Every entry in the listing below has to be given again exactly.

═══ DATA RECORDS

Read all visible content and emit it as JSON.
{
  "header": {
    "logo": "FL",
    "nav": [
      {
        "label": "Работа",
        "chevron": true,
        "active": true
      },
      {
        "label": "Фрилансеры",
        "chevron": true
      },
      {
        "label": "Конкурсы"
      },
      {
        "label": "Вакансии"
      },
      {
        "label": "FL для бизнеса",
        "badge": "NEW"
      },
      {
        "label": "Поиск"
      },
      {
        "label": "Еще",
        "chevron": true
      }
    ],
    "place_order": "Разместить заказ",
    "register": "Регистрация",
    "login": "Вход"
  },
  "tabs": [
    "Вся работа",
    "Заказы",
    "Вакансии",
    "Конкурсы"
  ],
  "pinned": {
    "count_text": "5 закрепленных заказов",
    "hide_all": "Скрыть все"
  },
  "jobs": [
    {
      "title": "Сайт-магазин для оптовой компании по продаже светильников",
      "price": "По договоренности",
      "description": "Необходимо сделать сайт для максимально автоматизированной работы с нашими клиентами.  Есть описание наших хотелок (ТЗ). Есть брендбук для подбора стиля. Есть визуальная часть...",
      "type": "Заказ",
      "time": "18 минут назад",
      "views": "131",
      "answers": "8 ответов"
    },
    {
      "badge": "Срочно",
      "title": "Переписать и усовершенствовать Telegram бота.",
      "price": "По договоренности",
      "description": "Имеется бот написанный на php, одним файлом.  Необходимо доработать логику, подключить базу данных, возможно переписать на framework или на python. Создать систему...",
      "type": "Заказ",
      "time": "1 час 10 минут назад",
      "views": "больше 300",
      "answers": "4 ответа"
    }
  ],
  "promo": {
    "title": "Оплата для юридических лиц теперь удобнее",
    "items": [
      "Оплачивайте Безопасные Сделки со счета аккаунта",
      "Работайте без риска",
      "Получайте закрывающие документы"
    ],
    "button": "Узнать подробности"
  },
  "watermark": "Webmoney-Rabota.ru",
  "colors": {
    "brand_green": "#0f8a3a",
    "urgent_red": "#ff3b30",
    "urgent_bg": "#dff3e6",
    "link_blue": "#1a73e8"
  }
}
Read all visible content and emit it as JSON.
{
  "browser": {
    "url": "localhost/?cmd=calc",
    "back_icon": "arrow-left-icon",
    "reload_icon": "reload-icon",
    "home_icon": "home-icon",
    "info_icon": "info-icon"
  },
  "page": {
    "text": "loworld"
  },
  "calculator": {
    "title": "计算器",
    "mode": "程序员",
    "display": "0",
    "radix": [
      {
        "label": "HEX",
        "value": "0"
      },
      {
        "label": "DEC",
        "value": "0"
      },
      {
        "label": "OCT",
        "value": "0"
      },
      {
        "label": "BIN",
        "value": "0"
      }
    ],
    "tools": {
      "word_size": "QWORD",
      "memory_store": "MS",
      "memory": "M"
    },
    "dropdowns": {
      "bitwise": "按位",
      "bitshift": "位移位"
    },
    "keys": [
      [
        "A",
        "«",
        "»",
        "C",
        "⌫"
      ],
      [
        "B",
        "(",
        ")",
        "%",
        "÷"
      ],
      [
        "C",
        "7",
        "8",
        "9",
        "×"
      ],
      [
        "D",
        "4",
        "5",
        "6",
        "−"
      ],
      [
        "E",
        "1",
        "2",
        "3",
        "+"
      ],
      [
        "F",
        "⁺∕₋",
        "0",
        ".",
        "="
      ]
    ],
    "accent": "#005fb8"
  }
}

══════

__ANSWER TO THE EXERCISE__.
Read all visible content and emit it as JSON.
{
  "header": {
    "logo": "FL",
    "nav": [
      {
        "label": "Работа",
        "chevron": true,
        "active": true
      },
      {
        "label": "Фрилансеры",
        "chevron": true
      },
      {
        "label": "Конкурсы"
      },
      {
        "label": "Вакансии"
      },
      {
        "label": "FL для бизнеса",
        "badge": "NEW"
      },
      {
        "label": "Поиск"
      },
      {
        "label": "Еще",
        "chevron": true
      }
    ],
    "place_order": "Разместить заказ",
    "register": "Регистрация",
    "login": "Вход"
  },
  "tabs": [
    "Вся работа",
    "Заказы",
    "Вакансии",
    "Конкурсы"
  ],
  "pinned": {
    "count_text": "5 закрепленных заказов",
    "hide_all": "Скрыть все"
  },
  "jobs": [
    {
      "title": "Сайт-магазин для оптовой компании по продаже светильников",
      "price": "По договоренности",
      "description": "Необходимо сделать сайт для максимально автоматизированной работы с нашими клиентами.  Есть описание наших хотелок (ТЗ). Есть брендбук для подбора стиля. Есть визуальная часть...",
      "type": "Заказ",
      "time": "18 минут назад",
      "views": "131",
      "answers": "8 ответов"
    },
    {
      "badge": "Срочно",
      "title": "Переписать и усовершенствовать Telegram бота.",
      "price": "По договоренности",
      "description": "Имеется бот написанный на php, одним файлом.  Необходимо доработать логику, подключить базу данных, возможно переписать на framework или на python. Создать систему...",
      "type": "Заказ",
      "time": "1 час 10 минут назад",
      "views": "больше 300",
      "answers": "4 ответа"
    }
  ],
  "promo": {
    "title": "Оплата для юридических лиц теперь удобнее",
    "items": [
      "Оплачивайте Безопасные Сделки со счета аккаунта",
      "Работайте без риска",
      "Получайте закрывающие документы"
    ],
    "button": "Узнать подробности"
  },
  "watermark": "Webmoney-Rabota.ru",
  "colors": {
    "brand_green": "#0f8a3a",
    "urgent_red": "#ff3b30",
    "urgent_bg": "#dff3e6",
    "link_blue": "#1a73e8"
  }
}
Read all visible content and emit it as JSON.
{
  "browser": {
    "url": "localhost/?cmd=calc",
    "back_icon": "arrow-left-icon",
    "reload_icon": "reload-icon",
    "home_icon": "home-icon",
    "info_icon": "info-icon"
  },
  "page": {
    "text": "loworld"
  },
  "calculator": {
    "title": "计算器",
    "mode": "程序员",
    "display": "0",
    "radix": [
      {
        "label": "HEX",
        "value": "0"
      },
      {
        "label": "DEC",
        "value": "0"
      },
      {
        "label": "OCT",
        "value": "0"
      },
      {
        "label": "BIN",
        "value": "0"
      }
    ],
    "tools": {
      "word_size": "QWORD",
      "memory_store": "MS",
      "memory": "M"
    },
    "dropdowns": {
      "bitwise": "按位",
      "bitshift": "位移位"
    },
    "keys": [
      [
        "A",
        "«",
        "»",
        "C",
        "⌫"
      ],
      [
        "B",
        "(",
        ")",
        "%",
        "÷"
      ],
      [
        "C",
        "7",
        "8",
        "9",
        "×"
      ],
      [
        "D",
        "4",
        "5",
        "6",
        "−"
      ],
      [
        "E",
        "1",
        "2",
        "3",
        "+"
      ],
      [
        "F",
        "⁺∕₋",
        "0",
        ".",
        "="
      ]
    ],
    "accent": "#005fb8"
  }
}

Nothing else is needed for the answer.